Brown posted a wRC+ of 75 in 2014 and 73 in 2015, with nothing like the kind of power he showed in his strong 2013 season (when he posted a .222 ISO, compared to .114 and .122 the last two seasons). Brown hit seven home runs in 2015 (over 452 PA across three levels), and 10 in 2014, after having blasted 27 the year before.

And whereas Bruce posted a top 50 hard contact rate (among the 352 players with at least 200 plate appearances) in 2015, Brown’s rate of 25.5% placed him in the bottom 90 of that group — and he posted a similarly unimpressive rate in 2014.

Hard contact isn’t everything, but maybe I’m wrong to like this better. If you think you’re not going to get enough out of Bruce, you certainly can’t think you will out of Brown. But at least it’s a layer of depth between Saunders and either having to play Dalton Pompey out of position in left or going with Ezequiel Carrera and Junior Lake. 

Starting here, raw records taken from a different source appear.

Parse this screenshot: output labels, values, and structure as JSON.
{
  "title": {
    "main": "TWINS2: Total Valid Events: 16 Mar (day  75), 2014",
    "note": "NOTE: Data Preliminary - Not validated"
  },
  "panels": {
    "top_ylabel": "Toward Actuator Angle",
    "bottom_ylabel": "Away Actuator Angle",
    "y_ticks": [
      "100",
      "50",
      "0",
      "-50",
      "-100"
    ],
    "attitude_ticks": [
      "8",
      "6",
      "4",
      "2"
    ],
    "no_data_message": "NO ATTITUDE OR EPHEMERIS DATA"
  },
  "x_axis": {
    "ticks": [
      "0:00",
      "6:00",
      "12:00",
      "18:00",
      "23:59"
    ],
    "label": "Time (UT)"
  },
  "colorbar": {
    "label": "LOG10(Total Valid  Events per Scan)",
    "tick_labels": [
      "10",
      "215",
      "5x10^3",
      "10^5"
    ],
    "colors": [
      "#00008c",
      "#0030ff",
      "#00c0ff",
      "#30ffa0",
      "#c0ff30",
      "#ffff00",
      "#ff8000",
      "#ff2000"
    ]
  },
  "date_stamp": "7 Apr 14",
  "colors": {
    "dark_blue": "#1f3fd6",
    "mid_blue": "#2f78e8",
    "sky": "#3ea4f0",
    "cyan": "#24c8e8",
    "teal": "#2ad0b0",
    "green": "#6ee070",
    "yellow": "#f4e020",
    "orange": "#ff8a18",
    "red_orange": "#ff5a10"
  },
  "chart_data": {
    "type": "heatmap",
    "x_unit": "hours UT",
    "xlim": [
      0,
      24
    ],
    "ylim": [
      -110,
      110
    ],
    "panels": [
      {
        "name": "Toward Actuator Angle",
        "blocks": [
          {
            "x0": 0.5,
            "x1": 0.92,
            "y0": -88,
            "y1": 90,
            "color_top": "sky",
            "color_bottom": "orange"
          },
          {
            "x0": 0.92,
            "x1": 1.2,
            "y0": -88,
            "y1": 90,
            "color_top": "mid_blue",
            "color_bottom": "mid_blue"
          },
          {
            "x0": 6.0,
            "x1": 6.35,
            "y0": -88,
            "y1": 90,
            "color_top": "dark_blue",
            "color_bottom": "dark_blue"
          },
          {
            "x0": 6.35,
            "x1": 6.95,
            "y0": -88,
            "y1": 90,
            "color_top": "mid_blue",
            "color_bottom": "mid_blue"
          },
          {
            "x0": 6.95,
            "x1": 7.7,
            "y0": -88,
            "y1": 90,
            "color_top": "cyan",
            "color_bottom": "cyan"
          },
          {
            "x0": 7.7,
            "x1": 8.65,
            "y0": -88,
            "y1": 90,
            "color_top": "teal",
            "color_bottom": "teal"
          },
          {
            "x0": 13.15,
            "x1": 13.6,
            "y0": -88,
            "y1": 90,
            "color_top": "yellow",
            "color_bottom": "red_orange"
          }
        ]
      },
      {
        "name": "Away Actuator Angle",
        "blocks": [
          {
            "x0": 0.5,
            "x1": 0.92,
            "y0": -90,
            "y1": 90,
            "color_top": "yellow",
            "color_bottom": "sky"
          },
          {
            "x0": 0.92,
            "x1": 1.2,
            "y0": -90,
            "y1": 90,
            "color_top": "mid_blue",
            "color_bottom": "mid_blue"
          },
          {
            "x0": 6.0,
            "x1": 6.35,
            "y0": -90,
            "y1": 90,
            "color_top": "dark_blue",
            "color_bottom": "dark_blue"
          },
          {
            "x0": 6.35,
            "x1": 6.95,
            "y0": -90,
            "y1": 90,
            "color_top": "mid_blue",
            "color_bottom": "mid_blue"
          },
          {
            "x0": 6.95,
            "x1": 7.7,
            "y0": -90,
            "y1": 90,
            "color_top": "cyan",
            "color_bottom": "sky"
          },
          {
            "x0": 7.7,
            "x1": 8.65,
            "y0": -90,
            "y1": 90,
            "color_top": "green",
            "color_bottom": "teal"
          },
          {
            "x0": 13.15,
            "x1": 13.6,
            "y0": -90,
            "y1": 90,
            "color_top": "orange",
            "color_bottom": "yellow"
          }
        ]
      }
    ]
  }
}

Y’know, unless Brown is just finished. But the Jays here at least get a chance to try to fix a guy who once looked like he had it figured out, and that’s not nothing. It’s just… it’s also not having a more reliable option for left field than Saunders — a guy who, when he’s healthy enough to be movable, teams keep seem to be wanting to rid themselves of, for some reason. Or at least the Jays do.

But I still really don’t know that they needed to blow $9.6-million on the difference between him and Bruce to avoid having to even start with Saunders pencilled in for a spot. Give him a shot and if he gets hurt, now you might have something in Brown to pick up the slack. And you still have that money if you’re looking to add a piece. It’s not quite that simple, of course — the Jays weren’t going to be able to move Saunders, and his salary in-season if he was on the DL. But in terms of assessing which gamble is the best — and, especially, which give the club the best flexibility going forward — I feel pretty good about where they’ve ended up. Even if it’s not exactly by design.

They could still theoretically try to make a play for Bruce, of course — Brown’s role doesn’t really change with a different guy in front of him — but you wonder if Brown might not have looked elsewhere if he wasn’t getting assurances that it’s Saunders ahead of him. Or… well… guys signing minor league deals don’t likely have the leverage to get assurances of anything, but this is at least a sign that Brown and his agent think as much.

Cool by me.